- R1200CL: Introduced in 2002, full dress touring model that added a tachometer and analog-style clock to the instrument panel, extended rake, larger wheel size, alloy wheels, fairing, two smaller stacked separate lights for high beams, cruise control, driver floor boards, heel/toe shifter, six-speed gear box, oversized passenger seat, two 12V power outlets, heated hand grips, heated seats, clam-shell side cases and removable top case with passenger backrest. An oddity of the R1200CL was its "M" shaped windscreen that created a large notch in the center so the driver has an unobstructed view ahead. The alternator was upgraded to a massive 840W. Electronics and alarm for an optional, keyless anti-theft system were pre-installed.
- R1200CLC: Same as the R1200CL, but with ABS braking standard, radio, CD player, chrome alternator cover, chrome engine guard and chrome side luggage guards.

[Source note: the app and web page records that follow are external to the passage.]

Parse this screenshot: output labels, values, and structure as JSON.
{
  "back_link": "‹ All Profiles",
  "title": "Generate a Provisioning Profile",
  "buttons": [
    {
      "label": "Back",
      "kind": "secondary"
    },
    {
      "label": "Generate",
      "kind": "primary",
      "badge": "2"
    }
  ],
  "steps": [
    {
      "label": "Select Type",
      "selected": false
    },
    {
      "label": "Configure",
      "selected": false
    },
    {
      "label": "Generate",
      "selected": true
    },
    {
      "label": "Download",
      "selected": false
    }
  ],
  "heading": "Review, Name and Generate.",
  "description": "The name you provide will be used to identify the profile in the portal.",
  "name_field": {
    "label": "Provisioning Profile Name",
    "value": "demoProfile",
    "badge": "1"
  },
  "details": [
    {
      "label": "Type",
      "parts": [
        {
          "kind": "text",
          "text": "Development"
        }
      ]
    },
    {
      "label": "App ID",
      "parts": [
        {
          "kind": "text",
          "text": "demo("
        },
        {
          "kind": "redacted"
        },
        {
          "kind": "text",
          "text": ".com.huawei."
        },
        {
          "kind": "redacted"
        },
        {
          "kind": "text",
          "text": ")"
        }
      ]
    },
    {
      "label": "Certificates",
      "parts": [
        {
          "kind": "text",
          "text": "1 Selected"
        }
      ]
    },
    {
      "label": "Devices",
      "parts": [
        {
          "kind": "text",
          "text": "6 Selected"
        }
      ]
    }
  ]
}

- 2000 Changes: For the 2000 production year BMW introduced an 850cc version, called the R850C. For the 1200cc model, new colors configurations were available including a black engine, the rear shock was upgraded to be an adjustable hydraulic shock, and the electronic ignition and fuel injection were adjusted.
- 2004 Changes: For the final production year BMW added dual ignition, integral ABS (the brake pedal and lever, when applied independently, actuate both front and rear brakes simultaneously), improved transmission, and a passenger comfort seat available at no extra cost.
R1200C in film
The R1200C features in the 1997 James Bond film Tomorrow Never Dies. Michelle Yeoh, in her role as Chinese spy Wai Lin, rode the bike in the scene where she and 007 run from Elliot Carver's henchmen, who are chasing them in a helicopter. In 2012, the bike was later featured in the Bond in Motion. 50 Vehicles. 50 Years exhibition at the National Motor Museum in Beaulieu, England.
In the 2002 Mike Myers film, Austin Powers in Goldmember, the opening scene presents a parody of the Austin Powers genre with the R1200C being featured in a high-speed chase starring Tom Cruise and Gwyneth Paltrow.
|Wikimedia Commons has media related to BMW R1200C.|
- "1998 BMW to Discontinue Cruiser Motorcycles After 2005". Motorcycle Cruiser.com.
- "1998 BMW R1200C Ich bin eine BMW?". Motorcycle.com.
- "Tomorrow Never Dies". The Bond Museum, Keswick. Archived from the original on 3 January 2010. Retrieved 15 January 2010.
- "Tomorrow Never Dies". The Ian Fleming Foundation. Archived from the original on 10 January 2010. Retrieved 15 January 2010.
- "BOND IN MOTION- WHAT THE MEDIA SAID". National Motor Museum. Retrieved 1 August 2012.